|Recommended Degree Level||Certificate or Higher|
|Number of Jobs, 2012||56,140|
|Annual Job Growth Rate||2.1%|
|Job Openings per Year (est.)||3,100|
- Many photographers work for themselves as freelance professionals for which no formal education is needed.
- If you want to work for a major corporation, media outlet or art institution, you will likely need to hold a Bachelor in Fine Arts (B.F.A.) or Master in Fine Arts (M.F.A.) degree in photography or visual arts.
What you study:
You are likely to study all of the following in a photography program:
- Principles of Design
- Studio and Lighting Design
- History of Photography
- Photographic Methods
- Introduction to Photoshop
Shows an introduction to the work of a professional photographer. Created for the US Department of Labor.
A Day in the Life
As a professional photographer, you have many options in terms of your work environment and the types of photography that you complete. Some photographers choose to work for newspapers and other media outlets as media photographers. Others work as commercial photographers who take photos for businesses and architectural firms. You can also focus on fine art or institutional photography. However, the majority of photographers working in the U.S. are special event, wedding and portrait photographers.
You begin your day by double-checking your schedule. You have two portrait appointments in the morning and a wedding to shoot in the afternoon. Once you've confirmed your appointments with a quick phone call, you head into the studio to make sure that all of your lighting is working properly. Your first clients want pictures taken of their toddler. You set up props that toddlers like to use so that you can capture the best photos of the child. Working with the parents, you pose the little boy and take photos from various angles, making lighting adjustments as needed.
After you've completed work with the little boy, you put up your props and get ready for your next appointment. You're taking a formal portrait for a woman who has just received a major job promotion. You focus on taking professional head shots and 3/4 shots with soft, natural lighting. Once the appointment is over, you shut down all the lights in your studio and pack your gear bag to shoot the wedding.
At the wedding, you're responsible for both taking candid portraits of the ceremony and reception and for taking posed portraits of the bridal party. You work with an assistant called your second to ensure that you capture all of the important moments on this special day. You use a variety of portable lighting gear to ensure that you're taking high-quality photos.
Once the reception has wound down, you can head home for the evening. It's been a long day. Tomorrow, you'll begin processing and editing your photos using a professional computer program. Once your edits are completed, you'll make discs containing the photos for your clients. You'll also be responsible for printing high-quality copies of their photos for display in their homes. You encourage your clients to return to you any time that they need enlargements of their photos made.
Certifications and Licensing
No formal certification is needed to work as a photographer. You may wish to gain designation as a Certified Professional Photographer (CPP) in order to attract private clients. If you work for yourself, you may need to secure a business license.
Full-time versus part-time:

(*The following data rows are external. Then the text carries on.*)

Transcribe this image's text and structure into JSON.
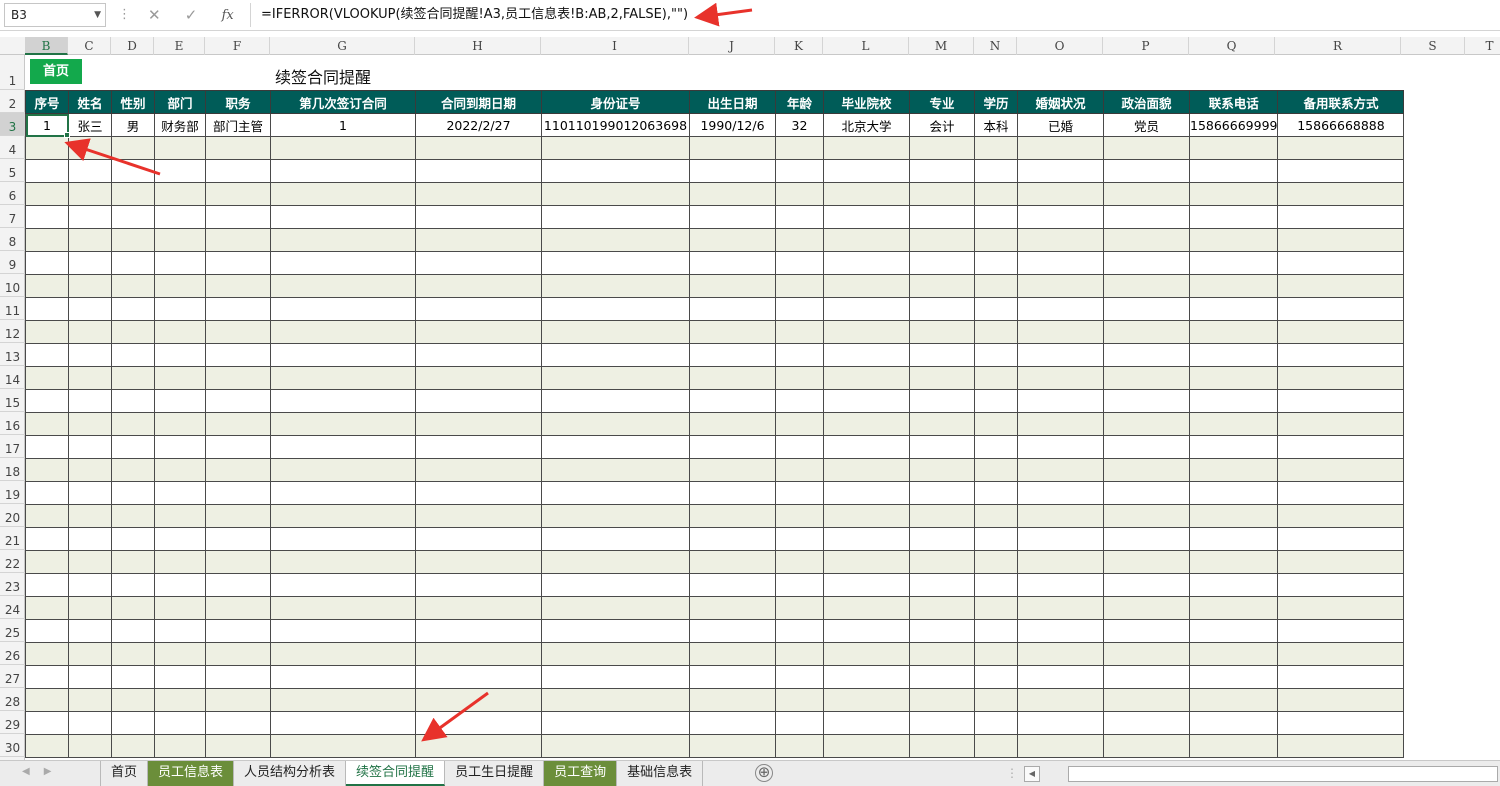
{
  "formula_bar": {
    "name_box": "B3",
    "cancel_icon": "✕",
    "enter_icon": "✓",
    "fx_label": "fx",
    "formula": "=IFERROR(VLOOKUP(续签合同提醒!A3,员工信息表!B:AB,2,FALSE),\"\")"
  },
  "column_letters": [
    "B",
    "C",
    "D",
    "E",
    "F",
    "G",
    "H",
    "I",
    "J",
    "K",
    "L",
    "M",
    "N",
    "O",
    "P",
    "Q",
    "R",
    "S",
    "T"
  ],
  "selected_column": "B",
  "row_numbers": [
    "1",
    "2",
    "3",
    "4",
    "5",
    "6",
    "7",
    "8",
    "9",
    "10",
    "11",
    "12",
    "13",
    "14",
    "15",
    "16",
    "17",
    "18",
    "19",
    "20",
    "21",
    "22",
    "23",
    "24",
    "25",
    "26",
    "27",
    "28",
    "29",
    "30"
  ],
  "selected_row": "3",
  "sheet": {
    "home_button": "首页",
    "title": "续签合同提醒",
    "headers": [
      "序号",
      "姓名",
      "性别",
      "部门",
      "职务",
      "第几次签订合同",
      "合同到期日期",
      "身份证号",
      "出生日期",
      "年龄",
      "毕业院校",
      "专业",
      "学历",
      "婚姻状况",
      "政治面貌",
      "联系电话",
      "备用联系方式"
    ],
    "rows": [
      [
        "1",
        "张三",
        "男",
        "财务部",
        "部门主管",
        "1",
        "2022/2/27",
        "110110199012063698",
        "1990/12/6",
        "32",
        "北京大学",
        "会计",
        "本科",
        "已婚",
        "党员",
        "15866669999",
        "15866668888"
      ]
    ],
    "empty_rows": 27,
    "accent_header": "#005c58",
    "band_color": "#eef0e3",
    "home_button_color": "#13a94c"
  },
  "tabs": [
    {
      "label": "首页",
      "style": "normal"
    },
    {
      "label": "员工信息表",
      "style": "green"
    },
    {
      "label": "人员结构分析表",
      "style": "normal"
    },
    {
      "label": "续签合同提醒",
      "style": "active"
    },
    {
      "label": "员工生日提醒",
      "style": "normal"
    },
    {
      "label": "员工查询",
      "style": "green"
    },
    {
      "label": "基础信息表",
      "style": "normal"
    }
  ],
  "add_sheet_icon": "⊕"
}
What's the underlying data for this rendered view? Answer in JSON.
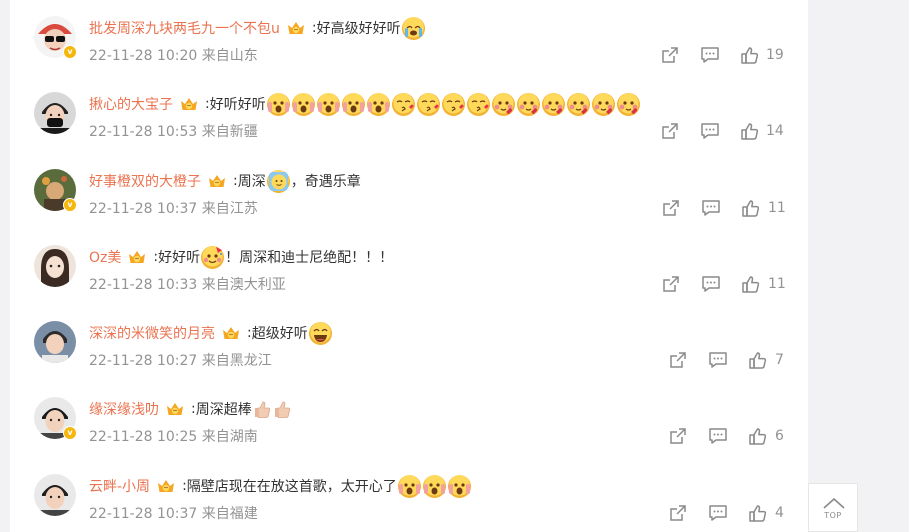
{
  "comments": [
    {
      "username": "批发周深九块两毛九一个不包u",
      "sep": ":",
      "text_parts": [
        "好高级好好听"
      ],
      "emoji_after": [
        "cry"
      ],
      "time": "22-11-28 10:20",
      "location": "来自山东",
      "likes": "19",
      "verified": true,
      "avatar_color": "#d94b3f"
    },
    {
      "username": "揪心的大宝子",
      "sep": ":",
      "text_parts": [
        "好听好听"
      ],
      "emoji_after": [
        "scream",
        "scream",
        "scream",
        "scream",
        "scream",
        "kiss",
        "kiss",
        "kiss",
        "kiss",
        "blush",
        "blush",
        "blush",
        "blush",
        "blush",
        "blush"
      ],
      "time": "22-11-28 10:53",
      "location": "来自新疆",
      "likes": "14",
      "verified": false,
      "avatar_color": "#3a3a3a"
    },
    {
      "username": "好事橙双的大橙子",
      "sep": ":",
      "text_parts": [
        "周深"
      ],
      "emoji_after": [
        "wave"
      ],
      "text_after": "，奇遇乐章",
      "time": "22-11-28 10:37",
      "location": "来自江苏",
      "likes": "11",
      "verified": true,
      "avatar_color": "#5a6b3c"
    },
    {
      "username": "Oz美",
      "sep": ":",
      "text_parts": [
        "好好听"
      ],
      "emoji_after": [
        "party"
      ],
      "text_after": "！周深和迪士尼绝配！！！",
      "time": "22-11-28 10:33",
      "location": "来自澳大利亚",
      "likes": "11",
      "verified": false,
      "avatar_color": "#e8d6cc"
    },
    {
      "username": "深深的米微笑的月亮",
      "sep": ":",
      "text_parts": [
        "超级好听"
      ],
      "emoji_after": [
        "laugh"
      ],
      "time": "22-11-28 10:27",
      "location": "来自黑龙江",
      "likes": "7",
      "verified": false,
      "avatar_color": "#7a8fa6"
    },
    {
      "username": "缘深缘浅叻",
      "sep": ":",
      "text_parts": [
        "周深超棒"
      ],
      "emoji_after": [
        "thumb",
        "thumb"
      ],
      "time": "22-11-28 10:25",
      "location": "来自湖南",
      "likes": "6",
      "verified": true,
      "avatar_color": "#2b2b2b"
    },
    {
      "username": "云畔-小周",
      "sep": ":",
      "text_parts": [
        "隔壁店现在在放这首歌，太开心了"
      ],
      "emoji_after": [
        "scream",
        "scream",
        "scream"
      ],
      "time": "22-11-28 10:37",
      "location": "来自福建",
      "likes": "4",
      "verified": false,
      "avatar_color": "#3c3c3c"
    }
  ],
  "icons": {
    "share": "share-icon",
    "comment": "comment-icon",
    "like": "like-icon",
    "badge": "fan-badge-icon",
    "verified": "verified-icon",
    "to_top": "arrow-up-icon"
  },
  "back_to_top_label": "TOP",
  "colors": {
    "username": "#eb7350",
    "meta": "#939393",
    "icon": "#8a8a8a",
    "background": "#f2f2f5"
  }
}
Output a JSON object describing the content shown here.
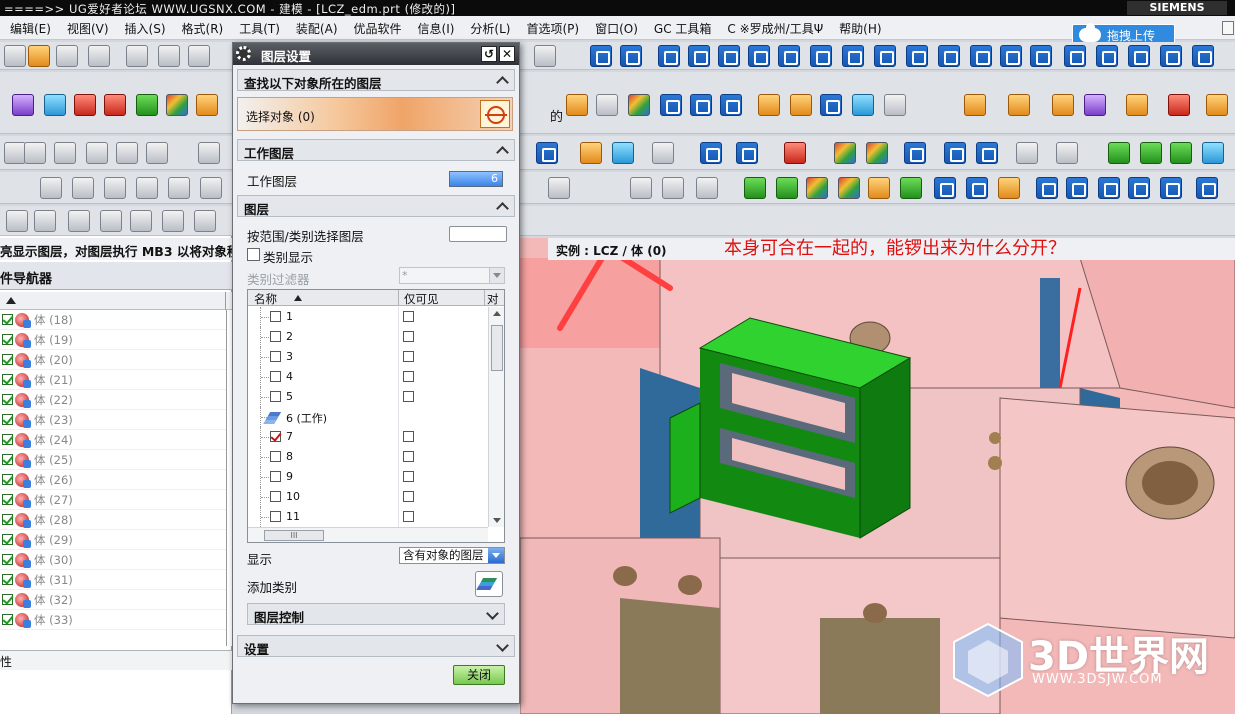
{
  "titlebar": {
    "title": "====>>  UG爱好者论坛  WWW.UGSNX.COM - 建模 - [LCZ_edm.prt (修改的)]",
    "brand": "SIEMENS"
  },
  "menu": {
    "items": [
      "编辑(E)",
      "视图(V)",
      "插入(S)",
      "格式(R)",
      "工具(T)",
      "装配(A)",
      "优品软件",
      "信息(I)",
      "分析(L)",
      "首选项(P)",
      "窗口(O)",
      "GC 工具箱",
      "C ※罗成州/工具Ψ",
      "帮助(H)"
    ]
  },
  "upload_button": "拖拽上传",
  "toolbar_text": {
    "fragment_de": "的"
  },
  "hint_text": "亮显示图层，对图层执行 MB3 以将对象移",
  "navigator": {
    "title": "件导航器",
    "rows": [
      "体 (18)",
      "体 (19)",
      "体 (20)",
      "体 (21)",
      "体 (22)",
      "体 (23)",
      "体 (24)",
      "体 (25)",
      "体 (26)",
      "体 (27)",
      "体 (28)",
      "体 (29)",
      "体 (30)",
      "体 (31)",
      "体 (32)",
      "体 (33)"
    ],
    "footer": "性"
  },
  "viewport": {
    "instance_label": "实例 : LCZ / 体 (0)",
    "annotation": "本身可合在一起的，能锣出来为什么分开？",
    "watermark_name": "3D世界网",
    "watermark_url": "WWW.3DSJW.COM"
  },
  "dialog": {
    "title": "图层设置",
    "sec_find": "查找以下对象所在的图层",
    "select_object": "选择对象 (0)",
    "sec_work": "工作图层",
    "work_layer_label": "工作图层",
    "work_layer_value": "6",
    "sec_layers": "图层",
    "range_label": "按范围/类别选择图层",
    "category_display": "类别显示",
    "category_filter": "类别过滤器",
    "filter_value": "*",
    "table_headers": {
      "name": "名称",
      "visible_only": "仅可见",
      "object": "对"
    },
    "layers": [
      {
        "name": "1",
        "checked": false
      },
      {
        "name": "2",
        "checked": false
      },
      {
        "name": "3",
        "checked": false
      },
      {
        "name": "4",
        "checked": false
      },
      {
        "name": "5",
        "checked": false
      },
      {
        "name": "6 (工作)",
        "work": true
      },
      {
        "name": "7",
        "checked": true
      },
      {
        "name": "8",
        "checked": false
      },
      {
        "name": "9",
        "checked": false
      },
      {
        "name": "10",
        "checked": false
      },
      {
        "name": "11",
        "checked": false
      }
    ],
    "hscroll_thumb": "III",
    "display_label": "显示",
    "display_value": "含有对象的图层",
    "add_category": "添加类别",
    "sec_layer_control": "图层控制",
    "sec_settings": "设置",
    "close": "关闭"
  },
  "colors": {
    "viewport_bg": "#f3b8b8",
    "green_part": "#1fb81f",
    "annotation": "#e01010"
  }
}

As a photographer, you will have a great deal of control over your own schedule. You are likely to work some part-time and some full-time days, depending on the number of clients that you have.
The majority of photographic work will be conducted either in the studio or out in the field. However, you are likely to spend a great deal of time in front of a computer in your studio or home office for editing purposes.
- Professional Photographers of America: The PPA website provides information about ongoing educational opportunities and contests of interest to professional photographers. Those who are just beginning a career in this field will find information about equipment and indemnity insurance particularly helpful.
- American Society of Media Photography: ASMP's website offers video and learning resources to society members. This site is particularly helpful for individuals who want to work as newspaper or digital media photographers.
- Wedding & Portrait Photographers International: WPPI is the leading international organization for photographers who cover special events and provide portrait services. Information about competitions may be useful to photographers with a depth of experience in this field. Individuals who have just begun careers in this field will find the WPPI blog particularly helpful as it offers a mix of business and technical advice.
- U.S. Department of Labor Occupational Outlook Handbook for Photographers: This Bureau of Labor Statistics publication offers general information about careers in the field of photography. Consult this handbook for information about salary expectations and demand for trained professionals in the field.